Johnny’s only releases from his burden are drinking himself senseless every night and snatched sex with men whenever a suitable opportunity comes his way. His life changes when Gheorghe (Alec Secareanu), a migrant worker from Romania, arrives to help with the lambing season. At first Johnny is hostile towards to the far more affable Gheorge but, gradually, the pair develop a relationship.
The film has been described in some quarters as the Yorkshire Brokeback Mountain, which seems a lazy and obvious comparison, but actually there are scenes instantly reminiscent of that movie. The big difference between the films, however, is that Johnny and Gheorge are entirely at ease with their sexuality. There is never any guilt or angst about what has just happened, which is completely refreshing. The focus, instead, is on the two men’s different approaches to sex and intimacy (or lack of it in the case of Johnny).
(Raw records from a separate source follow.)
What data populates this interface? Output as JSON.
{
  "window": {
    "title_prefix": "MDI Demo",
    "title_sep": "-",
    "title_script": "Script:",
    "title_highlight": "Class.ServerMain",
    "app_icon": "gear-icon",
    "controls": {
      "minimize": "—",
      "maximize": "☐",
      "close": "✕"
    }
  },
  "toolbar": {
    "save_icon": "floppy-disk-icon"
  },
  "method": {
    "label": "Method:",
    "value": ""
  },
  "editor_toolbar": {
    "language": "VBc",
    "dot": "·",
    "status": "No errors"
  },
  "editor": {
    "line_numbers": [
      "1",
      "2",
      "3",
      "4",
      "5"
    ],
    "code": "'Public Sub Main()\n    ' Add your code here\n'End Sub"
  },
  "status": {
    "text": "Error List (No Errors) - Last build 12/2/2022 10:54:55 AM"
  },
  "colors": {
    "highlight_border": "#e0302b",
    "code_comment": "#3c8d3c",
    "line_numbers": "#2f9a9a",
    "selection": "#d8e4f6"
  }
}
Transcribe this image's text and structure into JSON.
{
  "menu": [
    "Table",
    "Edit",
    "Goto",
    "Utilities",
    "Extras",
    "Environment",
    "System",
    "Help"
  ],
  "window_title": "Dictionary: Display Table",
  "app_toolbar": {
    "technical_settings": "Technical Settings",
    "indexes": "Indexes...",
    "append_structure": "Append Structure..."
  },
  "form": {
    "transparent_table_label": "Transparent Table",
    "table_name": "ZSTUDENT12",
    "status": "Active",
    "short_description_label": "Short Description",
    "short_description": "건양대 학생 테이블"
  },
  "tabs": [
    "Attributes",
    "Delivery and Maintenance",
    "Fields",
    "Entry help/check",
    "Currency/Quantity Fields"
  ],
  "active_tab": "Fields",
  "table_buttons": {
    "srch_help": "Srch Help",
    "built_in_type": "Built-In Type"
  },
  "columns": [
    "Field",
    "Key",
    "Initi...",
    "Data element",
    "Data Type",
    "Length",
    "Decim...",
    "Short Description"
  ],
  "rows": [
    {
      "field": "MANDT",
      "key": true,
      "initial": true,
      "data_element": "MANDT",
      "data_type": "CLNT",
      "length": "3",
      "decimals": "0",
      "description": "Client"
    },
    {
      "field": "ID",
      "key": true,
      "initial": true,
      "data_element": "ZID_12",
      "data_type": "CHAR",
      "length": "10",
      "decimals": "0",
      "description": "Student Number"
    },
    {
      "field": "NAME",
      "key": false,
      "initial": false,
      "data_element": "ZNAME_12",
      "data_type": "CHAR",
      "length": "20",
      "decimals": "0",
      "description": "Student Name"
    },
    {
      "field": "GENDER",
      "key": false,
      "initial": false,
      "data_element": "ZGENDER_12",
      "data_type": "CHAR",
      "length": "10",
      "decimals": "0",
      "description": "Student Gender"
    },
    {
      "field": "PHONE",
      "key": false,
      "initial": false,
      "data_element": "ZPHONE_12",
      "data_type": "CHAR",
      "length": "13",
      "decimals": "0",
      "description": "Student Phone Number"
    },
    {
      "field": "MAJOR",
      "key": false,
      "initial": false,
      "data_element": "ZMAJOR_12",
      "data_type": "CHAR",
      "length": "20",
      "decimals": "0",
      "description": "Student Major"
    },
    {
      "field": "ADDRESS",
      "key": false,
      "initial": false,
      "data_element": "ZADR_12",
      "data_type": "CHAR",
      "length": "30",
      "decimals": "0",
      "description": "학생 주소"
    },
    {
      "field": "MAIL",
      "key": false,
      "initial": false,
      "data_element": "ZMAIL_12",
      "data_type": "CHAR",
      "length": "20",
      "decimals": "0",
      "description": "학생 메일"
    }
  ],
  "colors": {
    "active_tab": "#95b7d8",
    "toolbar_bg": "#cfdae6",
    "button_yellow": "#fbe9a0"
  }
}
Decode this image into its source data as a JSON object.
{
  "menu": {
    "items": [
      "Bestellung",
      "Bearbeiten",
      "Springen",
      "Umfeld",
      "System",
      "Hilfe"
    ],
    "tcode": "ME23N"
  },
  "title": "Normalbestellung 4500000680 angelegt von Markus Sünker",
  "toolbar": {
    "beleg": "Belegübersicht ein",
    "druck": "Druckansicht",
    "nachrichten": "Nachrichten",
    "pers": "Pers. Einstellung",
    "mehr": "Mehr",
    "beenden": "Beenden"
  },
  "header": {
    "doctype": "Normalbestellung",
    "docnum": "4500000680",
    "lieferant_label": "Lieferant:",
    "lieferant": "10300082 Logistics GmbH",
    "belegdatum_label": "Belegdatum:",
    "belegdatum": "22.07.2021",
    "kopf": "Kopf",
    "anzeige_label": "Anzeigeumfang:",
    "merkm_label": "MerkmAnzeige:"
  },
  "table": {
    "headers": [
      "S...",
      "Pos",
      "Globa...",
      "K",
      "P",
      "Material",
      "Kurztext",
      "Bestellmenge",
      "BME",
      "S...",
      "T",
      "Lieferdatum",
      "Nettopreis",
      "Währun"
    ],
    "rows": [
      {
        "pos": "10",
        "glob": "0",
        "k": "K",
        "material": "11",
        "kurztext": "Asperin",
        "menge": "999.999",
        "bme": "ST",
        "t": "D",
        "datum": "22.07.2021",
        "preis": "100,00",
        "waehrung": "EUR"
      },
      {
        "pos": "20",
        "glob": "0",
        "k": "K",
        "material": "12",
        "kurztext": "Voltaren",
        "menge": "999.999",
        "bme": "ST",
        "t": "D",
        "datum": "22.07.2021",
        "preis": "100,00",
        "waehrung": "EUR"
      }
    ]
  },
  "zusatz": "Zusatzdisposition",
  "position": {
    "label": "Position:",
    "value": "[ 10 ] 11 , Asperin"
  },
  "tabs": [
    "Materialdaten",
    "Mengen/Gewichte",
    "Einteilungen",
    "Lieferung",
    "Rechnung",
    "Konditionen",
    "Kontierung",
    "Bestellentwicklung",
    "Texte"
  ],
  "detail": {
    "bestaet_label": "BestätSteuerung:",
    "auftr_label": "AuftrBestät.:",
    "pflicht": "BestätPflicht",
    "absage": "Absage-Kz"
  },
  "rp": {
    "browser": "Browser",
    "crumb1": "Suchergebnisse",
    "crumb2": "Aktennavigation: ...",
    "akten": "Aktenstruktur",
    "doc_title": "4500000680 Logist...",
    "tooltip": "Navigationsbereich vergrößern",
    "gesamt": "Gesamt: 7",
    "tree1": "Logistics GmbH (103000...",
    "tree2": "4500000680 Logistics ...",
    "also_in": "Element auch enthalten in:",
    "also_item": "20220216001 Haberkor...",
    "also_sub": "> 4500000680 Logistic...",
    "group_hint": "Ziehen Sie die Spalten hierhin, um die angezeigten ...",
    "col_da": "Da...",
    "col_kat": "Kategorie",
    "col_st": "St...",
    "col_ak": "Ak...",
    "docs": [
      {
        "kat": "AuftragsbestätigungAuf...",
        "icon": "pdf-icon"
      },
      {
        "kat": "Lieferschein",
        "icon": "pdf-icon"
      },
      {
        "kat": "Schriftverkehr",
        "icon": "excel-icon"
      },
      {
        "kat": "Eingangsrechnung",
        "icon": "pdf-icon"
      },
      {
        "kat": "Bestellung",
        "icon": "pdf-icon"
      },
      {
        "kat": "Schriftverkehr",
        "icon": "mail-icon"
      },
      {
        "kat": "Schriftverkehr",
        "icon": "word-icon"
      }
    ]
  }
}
All of this is set against the stunning beauty of the Yorkshire countryside and the cinematography is exquisite throughout, underpinned by a pervading and eerie sense of remoteness and isolation. It also captures and bottles an atmosphere that is unmistakeably British. We have all found ourselves in a village pub like that, with characters like that, at some point. It is somehow instantly familiar.
All involved act superbly but top plaudits go to O’Connor, largely known up until now, certainly within my family anyway, for his portrayal of Larry in ITV’s The Durrells. Johnny is not a likeable character initially, but from the get-go O’Connor subtly conveys a feeling that deep beneath the angry exterior and abrupt manner lies a heart. He does care when things go wrong, he’s just too chaotic and lost to have done something to prevent it happening in the first place. Johnny’s emotional journey though the film feels believable and utterly real.
A classic tale it may be, but God’s Own Country is faultless in its execution. This is the first full feature from Francis Lee, who is surely someone to look out for in the future.